Injuries to the cervical spine are common in trauma patients. Traffic accidents, sports accidents, and falls are among the leading causes of trauma injuries. In such scenarios, immobilization of the cervical spine with the right use of cervical collar is important.
Cervical collar or neck collar is now called cervical orthosis. The orthosis is worn around the neck, and fits everywhere from the jaw to the chest. It helps to restrict movement and acts as a support to the neck while healing from a cervical injury, fracture, or surgery.
The cervical collar will serve to decrease muscle spasms, align the neck at the center with the chin elevated slightly. It also provides support to the injured area, increasing stability and preventing further injuries.
It also reduces pains after spinal injury, post-op surgery, or in degenerative diseases that affect the neck strength.
Additionally, by immobilizing the c-spine, it limits motion by restricting neck flexion, extension, and lateral tilt (bending & rotation) but does not restrict axial loading.
Types of Cervical Collars
There are three main types of cervical collars: soft, semi-rigid and rigid.
Soft Cervical Collar
These types are made from thick foam rubber covered in cotton material. It comes in different hardness, and can be washed. The foam material is soft, elastic, breathable, comfortable, and can be used for sleeping.
It is used as a neck support, to treat minor neck strains, and control pain and pressure after an injury like whiplash. It can stabilize the cervical spine, improve recovery after surgery, torticollis, and poor head posture.
This type does not seem to increase the risk for secondary spinal injuries.
Rigid Cervical Collars
Made from molded plastic with a removable padded liner in two pieces – a front and back piece, fastened with Velcro. When it is applied and secured, the collar creates a rigid orthosis which supports the head and neck.
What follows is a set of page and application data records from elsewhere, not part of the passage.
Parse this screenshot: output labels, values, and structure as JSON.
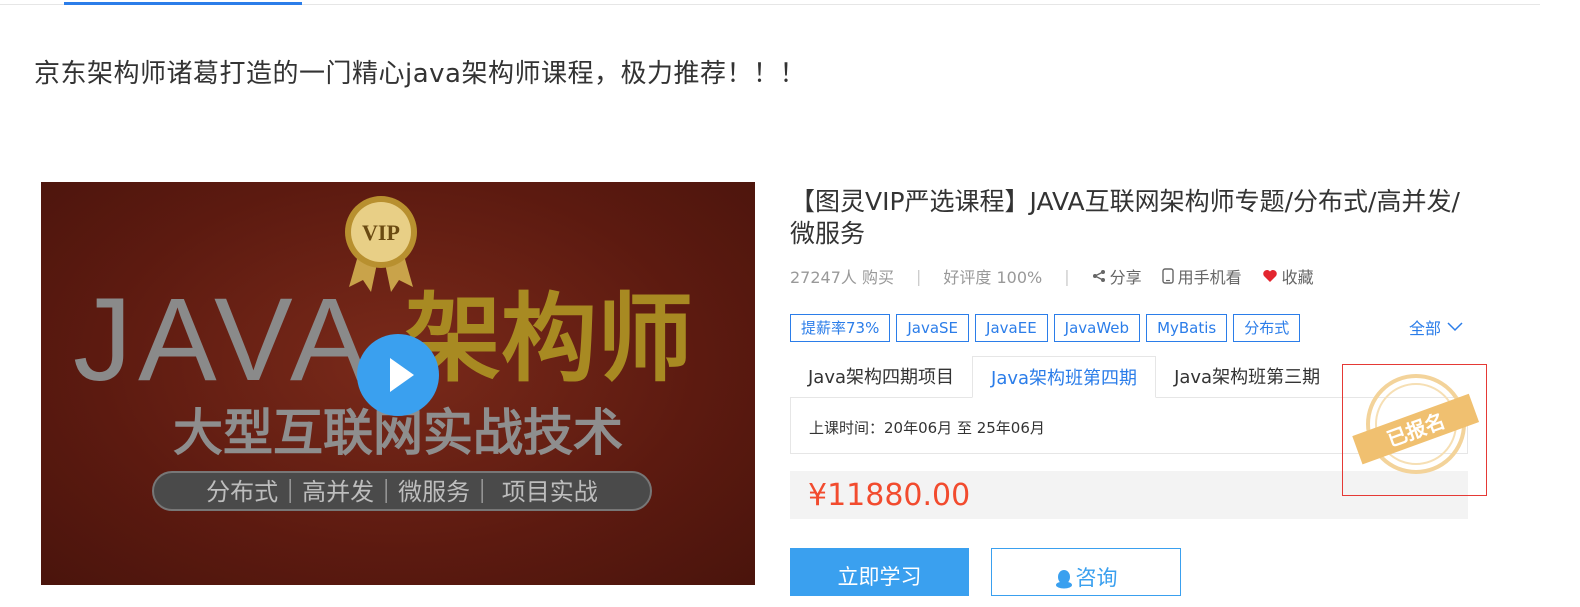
{
  "description": "京东架构师诸葛打造的一门精心java架构师课程，极力推荐！！！",
  "cover": {
    "badge": "VIP",
    "title_en": "JAVA",
    "title_cn": "架构师",
    "subtitle": "大型互联网实战技术",
    "tagline": "分布式｜高并发｜微服务｜ 项目实战"
  },
  "course": {
    "title": "【图灵VIP严选课程】JAVA互联网架构师专题/分布式/高并发/微服务",
    "buyers": "27247人 购买",
    "rating": "好评度 100%",
    "share_label": "分享",
    "mobile_label": "用手机看",
    "favorite_label": "收藏",
    "tags": [
      "提薪率73%",
      "JavaSE",
      "JavaEE",
      "JavaWeb",
      "MyBatis",
      "分布式"
    ],
    "all_label": "全部",
    "tabs": [
      "Java架构四期项目",
      "Java架构班第四期",
      "Java架构班第三期"
    ],
    "schedule": "上课时间：20年06月 至 25年06月",
    "stamp_text": "已报名",
    "price": "¥11880.00",
    "learn_button": "立即学习",
    "consult_button": "咨询"
  },
  "colors": {
    "accent": "#2b7de9",
    "price": "#f24b2e",
    "button": "#3aa0ef",
    "stamp": "#f0c070"
  }
}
A hard cervical collar fit from your chin to the sternum or breastbone. It extends from the base of your head down to the top of your back. The top of the collar may also fit tightly around the lower jaw.
Some common products include the Philadelphia® collar, Miami J® collar, and Aspen® collar.
Rigid collar can cause complications and morbidity when used to immobilize a patient. Some of those complications are discomfort, increased intracranial pressure, impaired ventilation, masking of neck/occipital injuries, pressure areas, risk of aspiration, and worsening of spinal cord injury (e.g., in ankylosing spondylitis)
Semi-Rigid Cervical Collars
This type is made from soft semi-rigid foam (mid-density polyurethane foam) and restricts cervical motion control but does not reduce mobility. It is used in conditions such as whiplash, acute neck injuries, neck extension injuries, cervical spondylosis, arthritis in the neck, and rheumatoid arthritis.
Main Uses of Cervical Collar
- After acute injury, to prevent cervical spine fracture or spinal cord injury
- In chronic conditions such as arthritis or cervical metastasis.
- In non-acute injuries like strained cervical injuries.
Procedure on the Use of Cervical Collar
- Make sure you align the head of the patient to a neutral anatomical position to increase comfort
- Measure the distance between the base of the chin and the suprasternal notch.
- You can select the proper size collar by comparing the neck measurement of the patient with the width of the cervical chin support
- Slide the collar under the neck of the patient from left to right till you see the Velcro strap.
Instructions/Precautions on the Use of Cervical Collar
- Must be worn with tight-fitting to limit movement
- Wash and change the liners
- Each type of collar has specifics on how to wear
- Patient should avoid strenuous activities like lifting of weight, exercise
- The patient should lie on a bed that is not too soft but has firm support
- Driving or operating heavy equipment is not allowed
- Access the area of the skin under and around the collar frequently for redness, irritation, swelling, and make sure the skin integrity is maintained.
- The cervical collar should not be too tight to avoid interfering with breathing.
- While removing the collar, another person should help. Also, wash the face and neck daily.
Complications of Cervical Collar
- It may cause limitation in coughing, swallowing, breathing, vomiting and potentially aspiration
- May increase cranial pressure
- Improper cervical immobilization can cause additional spinal cord injuries during hospitalization
- May increase exposure to transmission of blood-borne diseases.
- May result in skin damage especially occiput, shoulders, chin and mandible, ears, sternum, laryngeal prominence, and macerated neck skin, and the risk of pressure ulcers.
- Delays intubation or difficulty weaning from the ventilator
- May lead to marginal mandibular nerve palsy (cranial nerve VII), and long-term sensory compromise.
- Lack of mobility may increase the risks of deep vein thrombosis, pneumonia, ileus. It can also cause the breakdown of sacral pressure points, heel, and elbow.
- Can cause anxiety and discomfort.
- Severe neck injuries like cervical vertebral fractures
- In cases of massive soft tissue swelling in the neck.
- Penetrating neck injury